Alongside these activities there's been a host of other even smaller things, and the upshot has been that my mini-military and related hobbies have been put to one side, for much longer than anticipated. Reading wise I've done a little more, and intend to post a slew of book reviews over the next few days/weeks, to get back in the saddle. Model-making and 'toy soldier' wise, however, it's gone right off the boil.

Took the old corrugated roof off the shed, and put a flat OSB/felt roof on.

Yesterday, having finished painting the interior of my new shed roof - the new ceiling - I decided to treat myself. Our car had been off the road for two weeks, in for repairs, and getting out on the road for some fresh air, and a little jaunt to Ely - for. the model shop and bookshops - seemed like a swell idea. 

I'm on immuno-suppressant medications for psoriasis and psoriatic-arthritis, and have been in 'shielding' during lockdown.
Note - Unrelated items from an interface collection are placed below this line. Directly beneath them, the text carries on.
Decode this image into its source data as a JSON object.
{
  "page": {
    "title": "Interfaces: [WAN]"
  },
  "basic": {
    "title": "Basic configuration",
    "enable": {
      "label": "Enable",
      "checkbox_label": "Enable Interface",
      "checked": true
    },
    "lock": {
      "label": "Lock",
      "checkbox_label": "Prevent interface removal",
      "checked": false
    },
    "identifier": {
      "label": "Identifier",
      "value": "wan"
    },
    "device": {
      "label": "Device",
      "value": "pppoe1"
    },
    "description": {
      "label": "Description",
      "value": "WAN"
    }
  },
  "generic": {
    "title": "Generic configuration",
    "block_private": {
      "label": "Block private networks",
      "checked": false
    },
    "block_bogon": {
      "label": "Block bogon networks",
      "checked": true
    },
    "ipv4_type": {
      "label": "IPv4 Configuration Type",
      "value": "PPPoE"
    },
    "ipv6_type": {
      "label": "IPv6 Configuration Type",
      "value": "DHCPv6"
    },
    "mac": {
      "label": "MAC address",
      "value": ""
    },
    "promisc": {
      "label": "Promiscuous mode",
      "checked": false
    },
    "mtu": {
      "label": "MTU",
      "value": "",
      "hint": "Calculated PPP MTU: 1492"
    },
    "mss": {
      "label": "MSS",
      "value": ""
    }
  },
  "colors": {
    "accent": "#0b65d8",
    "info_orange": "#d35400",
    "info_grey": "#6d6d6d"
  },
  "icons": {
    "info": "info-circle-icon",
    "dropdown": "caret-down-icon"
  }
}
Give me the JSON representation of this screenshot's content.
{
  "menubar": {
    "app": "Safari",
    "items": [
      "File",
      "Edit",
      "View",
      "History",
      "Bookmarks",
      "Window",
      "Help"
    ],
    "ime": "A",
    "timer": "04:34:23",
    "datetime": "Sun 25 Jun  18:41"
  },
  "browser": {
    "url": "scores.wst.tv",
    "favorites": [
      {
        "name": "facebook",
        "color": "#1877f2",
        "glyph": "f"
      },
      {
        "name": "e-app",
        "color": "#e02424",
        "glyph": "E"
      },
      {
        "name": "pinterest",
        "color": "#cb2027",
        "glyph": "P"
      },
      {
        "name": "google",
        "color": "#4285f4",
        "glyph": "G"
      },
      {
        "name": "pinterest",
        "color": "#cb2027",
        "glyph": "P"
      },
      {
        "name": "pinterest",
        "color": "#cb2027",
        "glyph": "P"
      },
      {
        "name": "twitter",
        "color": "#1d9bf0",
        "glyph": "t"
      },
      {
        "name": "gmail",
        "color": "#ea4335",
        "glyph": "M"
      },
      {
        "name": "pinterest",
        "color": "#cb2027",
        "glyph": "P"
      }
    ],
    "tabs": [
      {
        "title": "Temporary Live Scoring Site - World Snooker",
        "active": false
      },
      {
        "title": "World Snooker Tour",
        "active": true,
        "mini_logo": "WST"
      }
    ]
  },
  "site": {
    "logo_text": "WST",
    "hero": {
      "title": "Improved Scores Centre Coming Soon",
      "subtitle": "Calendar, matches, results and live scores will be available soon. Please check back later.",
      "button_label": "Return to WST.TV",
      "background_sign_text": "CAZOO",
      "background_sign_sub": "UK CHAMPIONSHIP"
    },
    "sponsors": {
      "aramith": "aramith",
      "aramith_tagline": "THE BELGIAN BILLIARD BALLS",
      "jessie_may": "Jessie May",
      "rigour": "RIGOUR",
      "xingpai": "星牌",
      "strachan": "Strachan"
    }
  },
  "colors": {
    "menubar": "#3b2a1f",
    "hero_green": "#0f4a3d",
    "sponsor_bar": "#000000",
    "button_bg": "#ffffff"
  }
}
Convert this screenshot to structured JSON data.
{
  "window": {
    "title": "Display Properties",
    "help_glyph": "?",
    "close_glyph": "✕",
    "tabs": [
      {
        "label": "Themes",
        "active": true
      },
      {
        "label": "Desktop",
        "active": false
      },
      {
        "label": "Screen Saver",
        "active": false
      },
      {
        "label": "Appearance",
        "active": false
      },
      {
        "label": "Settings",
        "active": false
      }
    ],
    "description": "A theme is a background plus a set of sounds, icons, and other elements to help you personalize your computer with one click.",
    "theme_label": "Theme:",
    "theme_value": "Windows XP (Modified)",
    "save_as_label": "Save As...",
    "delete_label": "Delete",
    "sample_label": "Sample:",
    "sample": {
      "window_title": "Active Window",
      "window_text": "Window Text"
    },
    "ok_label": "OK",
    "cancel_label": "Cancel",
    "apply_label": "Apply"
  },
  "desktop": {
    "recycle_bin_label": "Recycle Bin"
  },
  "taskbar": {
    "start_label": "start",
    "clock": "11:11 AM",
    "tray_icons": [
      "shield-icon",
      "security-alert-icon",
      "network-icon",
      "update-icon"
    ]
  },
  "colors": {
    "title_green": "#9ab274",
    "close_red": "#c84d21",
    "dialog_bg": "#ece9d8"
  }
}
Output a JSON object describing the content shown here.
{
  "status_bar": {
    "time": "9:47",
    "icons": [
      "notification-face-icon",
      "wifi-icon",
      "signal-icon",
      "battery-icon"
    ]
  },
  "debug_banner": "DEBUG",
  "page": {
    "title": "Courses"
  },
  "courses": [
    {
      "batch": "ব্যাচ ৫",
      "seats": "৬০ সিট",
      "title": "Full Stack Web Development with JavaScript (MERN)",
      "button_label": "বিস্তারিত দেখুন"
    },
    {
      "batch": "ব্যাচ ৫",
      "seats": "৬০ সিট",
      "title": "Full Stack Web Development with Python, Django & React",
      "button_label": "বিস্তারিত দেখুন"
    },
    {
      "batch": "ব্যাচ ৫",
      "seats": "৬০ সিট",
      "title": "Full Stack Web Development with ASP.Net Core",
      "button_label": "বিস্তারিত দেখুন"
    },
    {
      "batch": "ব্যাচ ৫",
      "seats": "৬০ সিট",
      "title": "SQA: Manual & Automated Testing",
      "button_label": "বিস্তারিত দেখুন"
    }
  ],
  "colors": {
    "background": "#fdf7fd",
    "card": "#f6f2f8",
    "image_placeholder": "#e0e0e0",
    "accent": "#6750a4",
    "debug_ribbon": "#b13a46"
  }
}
In part that's also why I've been doing less mini-military stuff, as I've been shattered, which is a symptom of both my ailments and the meds. So getting out like this was a major change/treat in itself. I wound up buying two great art books at the Ely Oxfam, which frequently has a much better than usual selection of interesting books. One caught my eye in particular, featuring as it did, Ingres' iconic painting of Napoleon on his coronation throne.

My book acquisitions.

Then I went to Ely City Cycle Centre, the old-fashioned department store with a pretty good model section. The best selection of models I'm aware of, in easy reach of us. They've changed it around, again, plus there's a one-way system in place, due to the Coronavirus situation. Their 1/72 Revell kits are way overpriced, which ruled them out. In the end I plumped for a Hasegawa 88mm gun, and a Roden Opel Blitz L701, Einheitsdiesel, with all wood cab.

I wanted to take time out, and actually build one of these kits as well. But there was still plenty in the way of chores, so I didn't get started till 9-10pm. I'll be posting that evening's build as soon as can.

My two model purchases.